## Requirement:
Across the data below, in how many lines does the word "Generate" appear? Give only the number.

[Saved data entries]
- - -
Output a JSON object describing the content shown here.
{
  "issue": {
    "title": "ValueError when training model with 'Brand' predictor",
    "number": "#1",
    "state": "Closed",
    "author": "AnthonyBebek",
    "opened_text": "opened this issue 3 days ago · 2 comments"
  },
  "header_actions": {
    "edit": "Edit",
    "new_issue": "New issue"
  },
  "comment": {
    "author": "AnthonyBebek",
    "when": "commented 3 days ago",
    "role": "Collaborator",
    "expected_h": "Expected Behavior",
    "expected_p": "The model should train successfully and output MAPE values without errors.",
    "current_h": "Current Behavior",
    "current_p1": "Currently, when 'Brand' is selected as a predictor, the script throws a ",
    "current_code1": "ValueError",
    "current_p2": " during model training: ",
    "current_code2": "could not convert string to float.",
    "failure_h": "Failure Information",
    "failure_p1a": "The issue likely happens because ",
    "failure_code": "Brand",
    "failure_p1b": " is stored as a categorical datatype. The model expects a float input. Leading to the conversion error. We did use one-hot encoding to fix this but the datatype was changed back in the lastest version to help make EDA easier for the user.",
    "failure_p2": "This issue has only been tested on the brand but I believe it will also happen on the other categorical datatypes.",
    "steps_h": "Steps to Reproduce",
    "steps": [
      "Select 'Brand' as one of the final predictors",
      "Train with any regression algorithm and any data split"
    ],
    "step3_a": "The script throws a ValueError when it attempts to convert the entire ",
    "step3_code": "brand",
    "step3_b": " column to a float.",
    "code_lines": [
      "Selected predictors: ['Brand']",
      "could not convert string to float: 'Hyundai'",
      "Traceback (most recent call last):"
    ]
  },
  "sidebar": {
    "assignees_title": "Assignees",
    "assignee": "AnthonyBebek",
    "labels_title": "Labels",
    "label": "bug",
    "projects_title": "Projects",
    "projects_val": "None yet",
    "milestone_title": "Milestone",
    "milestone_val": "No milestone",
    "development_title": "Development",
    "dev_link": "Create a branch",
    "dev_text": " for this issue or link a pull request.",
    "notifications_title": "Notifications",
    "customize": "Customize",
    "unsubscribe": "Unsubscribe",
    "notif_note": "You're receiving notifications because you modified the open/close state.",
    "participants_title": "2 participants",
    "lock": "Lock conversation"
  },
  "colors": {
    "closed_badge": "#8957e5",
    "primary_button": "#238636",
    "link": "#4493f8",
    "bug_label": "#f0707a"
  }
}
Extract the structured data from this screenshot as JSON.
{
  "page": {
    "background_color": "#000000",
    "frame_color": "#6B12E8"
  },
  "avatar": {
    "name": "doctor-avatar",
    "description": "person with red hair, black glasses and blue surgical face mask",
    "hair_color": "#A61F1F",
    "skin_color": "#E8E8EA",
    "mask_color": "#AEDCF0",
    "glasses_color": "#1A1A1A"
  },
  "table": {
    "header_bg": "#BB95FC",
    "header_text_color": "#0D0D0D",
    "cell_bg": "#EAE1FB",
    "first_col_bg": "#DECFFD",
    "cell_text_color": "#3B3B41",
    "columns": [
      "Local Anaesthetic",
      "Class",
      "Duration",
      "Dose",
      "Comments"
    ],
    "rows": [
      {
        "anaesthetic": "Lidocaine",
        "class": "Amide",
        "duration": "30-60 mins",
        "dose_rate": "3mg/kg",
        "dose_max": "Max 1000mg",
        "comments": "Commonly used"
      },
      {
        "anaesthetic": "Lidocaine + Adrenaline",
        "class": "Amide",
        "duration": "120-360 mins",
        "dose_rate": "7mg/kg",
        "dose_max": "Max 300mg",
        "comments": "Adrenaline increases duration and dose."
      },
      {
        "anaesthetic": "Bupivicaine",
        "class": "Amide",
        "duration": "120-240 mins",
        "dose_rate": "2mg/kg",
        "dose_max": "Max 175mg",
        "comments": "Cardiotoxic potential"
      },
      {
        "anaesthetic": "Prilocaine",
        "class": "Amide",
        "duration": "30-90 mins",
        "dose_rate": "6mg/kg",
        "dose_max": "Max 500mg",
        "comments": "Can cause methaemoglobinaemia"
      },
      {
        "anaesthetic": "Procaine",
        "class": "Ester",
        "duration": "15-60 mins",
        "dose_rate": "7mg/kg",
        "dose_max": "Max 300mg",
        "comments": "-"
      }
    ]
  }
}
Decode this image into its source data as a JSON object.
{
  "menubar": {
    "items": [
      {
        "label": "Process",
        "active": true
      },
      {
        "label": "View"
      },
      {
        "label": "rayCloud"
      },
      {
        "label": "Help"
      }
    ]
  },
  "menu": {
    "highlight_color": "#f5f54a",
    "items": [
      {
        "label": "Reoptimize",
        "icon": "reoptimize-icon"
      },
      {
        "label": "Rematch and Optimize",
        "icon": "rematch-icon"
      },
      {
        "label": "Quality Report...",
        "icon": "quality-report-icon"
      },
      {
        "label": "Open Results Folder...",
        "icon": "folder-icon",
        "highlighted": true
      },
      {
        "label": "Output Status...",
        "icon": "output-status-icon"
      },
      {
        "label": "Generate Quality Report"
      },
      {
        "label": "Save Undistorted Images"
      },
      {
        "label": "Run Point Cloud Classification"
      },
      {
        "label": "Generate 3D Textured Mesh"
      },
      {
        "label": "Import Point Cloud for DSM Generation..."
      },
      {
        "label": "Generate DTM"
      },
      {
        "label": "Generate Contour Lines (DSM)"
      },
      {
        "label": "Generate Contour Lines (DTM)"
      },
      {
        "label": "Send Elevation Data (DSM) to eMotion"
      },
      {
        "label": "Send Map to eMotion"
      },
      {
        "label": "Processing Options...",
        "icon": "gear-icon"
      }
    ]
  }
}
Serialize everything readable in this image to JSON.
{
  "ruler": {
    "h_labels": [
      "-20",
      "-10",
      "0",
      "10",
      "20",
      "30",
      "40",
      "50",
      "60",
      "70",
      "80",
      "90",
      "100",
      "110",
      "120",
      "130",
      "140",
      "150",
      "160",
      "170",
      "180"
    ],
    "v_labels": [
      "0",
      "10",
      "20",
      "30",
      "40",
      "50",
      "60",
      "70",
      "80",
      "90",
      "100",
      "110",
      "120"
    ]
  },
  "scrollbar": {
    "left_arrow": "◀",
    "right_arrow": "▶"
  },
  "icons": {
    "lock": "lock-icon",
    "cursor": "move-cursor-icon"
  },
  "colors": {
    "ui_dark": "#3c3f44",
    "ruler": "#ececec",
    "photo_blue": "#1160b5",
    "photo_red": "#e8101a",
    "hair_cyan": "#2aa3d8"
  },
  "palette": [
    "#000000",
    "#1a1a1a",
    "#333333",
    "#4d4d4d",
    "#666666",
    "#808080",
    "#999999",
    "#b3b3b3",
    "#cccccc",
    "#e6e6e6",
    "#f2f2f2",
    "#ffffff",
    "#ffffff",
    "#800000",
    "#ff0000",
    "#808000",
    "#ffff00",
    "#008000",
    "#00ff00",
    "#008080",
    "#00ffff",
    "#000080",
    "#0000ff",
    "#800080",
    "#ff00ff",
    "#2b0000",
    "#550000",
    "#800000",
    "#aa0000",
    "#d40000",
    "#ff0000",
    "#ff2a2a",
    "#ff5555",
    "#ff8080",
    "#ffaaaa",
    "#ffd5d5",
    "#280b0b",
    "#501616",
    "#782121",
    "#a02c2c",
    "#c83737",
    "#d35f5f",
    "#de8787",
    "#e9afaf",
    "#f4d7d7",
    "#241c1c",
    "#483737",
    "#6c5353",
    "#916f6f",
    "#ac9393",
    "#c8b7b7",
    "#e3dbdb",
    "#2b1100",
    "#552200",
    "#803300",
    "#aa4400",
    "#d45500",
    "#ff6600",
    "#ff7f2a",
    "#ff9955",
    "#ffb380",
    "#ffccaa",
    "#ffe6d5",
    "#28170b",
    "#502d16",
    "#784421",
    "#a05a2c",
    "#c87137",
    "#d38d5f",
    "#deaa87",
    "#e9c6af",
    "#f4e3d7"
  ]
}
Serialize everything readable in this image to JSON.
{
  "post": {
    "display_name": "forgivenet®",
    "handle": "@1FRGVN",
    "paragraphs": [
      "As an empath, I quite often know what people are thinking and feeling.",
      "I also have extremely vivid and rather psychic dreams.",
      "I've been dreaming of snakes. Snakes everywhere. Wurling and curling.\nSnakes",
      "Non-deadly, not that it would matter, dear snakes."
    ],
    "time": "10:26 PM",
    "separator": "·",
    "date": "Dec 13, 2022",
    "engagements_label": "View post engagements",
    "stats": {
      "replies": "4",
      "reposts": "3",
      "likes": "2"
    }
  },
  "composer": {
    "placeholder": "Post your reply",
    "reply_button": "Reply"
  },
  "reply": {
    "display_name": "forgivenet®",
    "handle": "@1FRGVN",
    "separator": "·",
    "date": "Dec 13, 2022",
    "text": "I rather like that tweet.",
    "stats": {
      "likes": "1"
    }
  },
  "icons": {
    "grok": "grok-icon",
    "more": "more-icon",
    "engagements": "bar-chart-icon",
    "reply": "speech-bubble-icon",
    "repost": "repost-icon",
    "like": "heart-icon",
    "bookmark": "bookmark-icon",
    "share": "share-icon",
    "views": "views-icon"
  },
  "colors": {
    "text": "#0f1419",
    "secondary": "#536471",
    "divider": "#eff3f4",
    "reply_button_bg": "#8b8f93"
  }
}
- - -
## The answer:
5